On Signing our Work
“You are so good at erasing yourself,” he said. This was last year. He was my coworker; a designer I had done some research for to illuminate opportunities for improvement in his design. He meant it as a compliment. As in, I am able to fully separate myself from the results of my work. If I had a super power this would be it … erasing myself. I have many examples throughout my life where, when given an opportunity to be known, I chose not to be. (Notice how I never post pictures of myself in this blog? Wink.)
This preference falls under the “road less travelled” heading given our current culture of sharing, sharing, sharing. Nothing is real until it is seen. And we are nobody until we are seen doing it.
But being unseen is so necessary to some types of work, if it is to be done well. Design (or any kind of) research is one. Even design itself. And timber framing is another. Fated to anonymity, leaving no trace of his identity, a timber framer is an artist who doesn't sign his work. Throughout history timber framers have understood that while their creations may stand for centuries, their names will most likely be lost to the mists of time.
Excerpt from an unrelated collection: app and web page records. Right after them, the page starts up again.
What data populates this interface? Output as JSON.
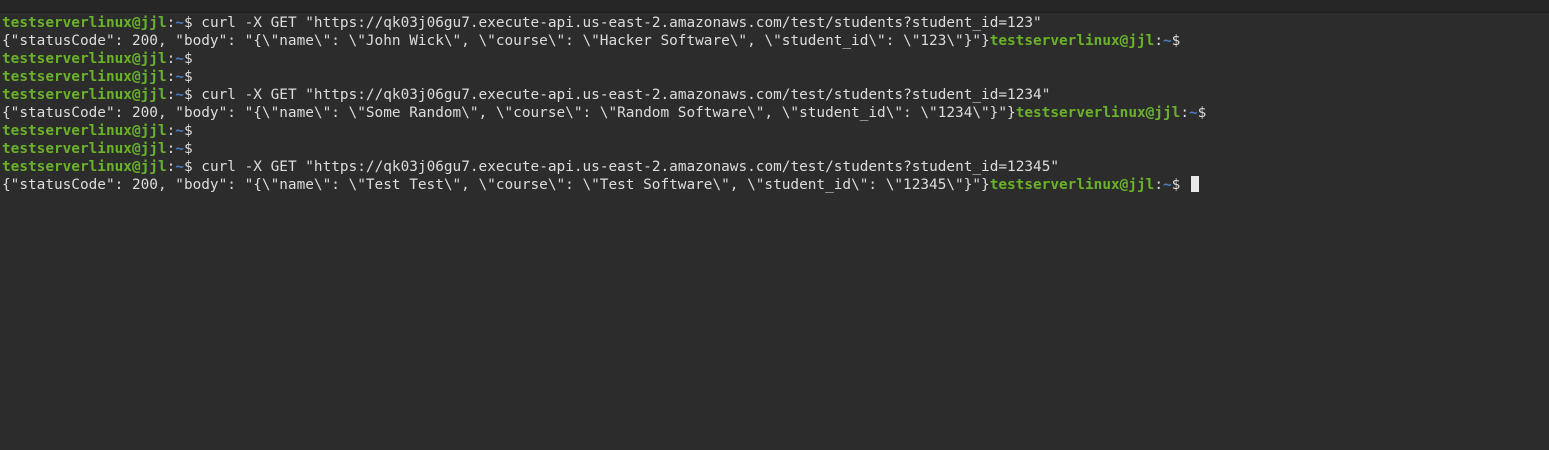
{
  "prompt": {
    "user_host": "testserverlinux@jjl",
    "separator": ":",
    "path": "~",
    "symbol": "$"
  },
  "lines": [
    {
      "kind": "prompt",
      "command": " curl -X GET \"https://qk03j06gu7.execute-api.us-east-2.amazonaws.com/test/students?student_id=123\""
    },
    {
      "kind": "output",
      "text": "{\"statusCode\": 200, \"body\": \"{\\\"name\\\": \\\"John Wick\\\", \\\"course\\\": \\\"Hacker Software\\\", \\\"student_id\\\": \\\"123\\\"}\"}"
    },
    {
      "kind": "prompt",
      "command": ""
    },
    {
      "kind": "prompt",
      "command": ""
    },
    {
      "kind": "prompt",
      "command": " curl -X GET \"https://qk03j06gu7.execute-api.us-east-2.amazonaws.com/test/students?student_id=1234\""
    },
    {
      "kind": "output",
      "text": "{\"statusCode\": 200, \"body\": \"{\\\"name\\\": \\\"Some Random\\\", \\\"course\\\": \\\"Random Software\\\", \\\"student_id\\\": \\\"1234\\\"}\"}"
    },
    {
      "kind": "prompt",
      "command": ""
    },
    {
      "kind": "prompt",
      "command": ""
    },
    {
      "kind": "prompt",
      "command": " curl -X GET \"https://qk03j06gu7.execute-api.us-east-2.amazonaws.com/test/students?student_id=12345\""
    },
    {
      "kind": "output",
      "text": "{\"statusCode\": 200, \"body\": \"{\\\"name\\\": \\\"Test Test\\\", \\\"course\\\": \\\"Test Software\\\", \\\"student_id\\\": \\\"12345\\\"}\"}",
      "cursor": true
    }
  ],
  "colors": {
    "background": "#2c2c2c",
    "user_host": "#6ab22a",
    "path": "#4a7bc4",
    "text": "#dcdcdc"
  }
}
Some have resisted oblivion in their own quiet way by developing a signature style which can be traced through different examples of their work; a particular type of joint used here, an unconventional decorative treatment placed there. But on the whole they remain to us, in a future generation, unknown, and unknowable.
But while the introvert in me salutes this noble anonymity, the historian objects. What would we know of our predecessors if they’d been more modest? If the rulers of ancient Central America had not had ornate stela carved to exalt their greatness? If painters didn’t sign their work? Last year we commissioned a branding iron from an Etsy artist with our company logo. It sits on the desk in Dan’s office, covered in a layer of fine sawdust, not yet used. It’s a lovely thing in itself; gleaming brass, its negative space etched as meticulously as the sharp-edged image. I keep encouraging Dan to use it in on his frames. To break the long tradition of timber frame artisan anonymity and be known to future generations. Since his frames will certainly stand long enough to be known by future generations. He resists. Like me he is good at erasing himself.
But he can’t entirely, because his work, and the work of the OCH team is identifiable by its high quality alone. To paraphrase Angelica Pediconi, everything you need is in the frame itself--”you just need the eye.” Look for the precisely housed joints. The fact that each timber is expertly extricated from the log. The places where the natural characteristics of a particular piece of wood are featured rather than hidden. And in some cases even in the existence of the frame itself--when it’s a unique custom design that departs from the prevailing aesthetics of our time, or a feat of engineering. Dan is nothing if not a risk taker in the name of inspired building.
I will continue to encourage Dan to use the branding iron, even if only on an inconspicuous area of each frame, and perhaps someday he will. As signing one’s work is what artists do, or should.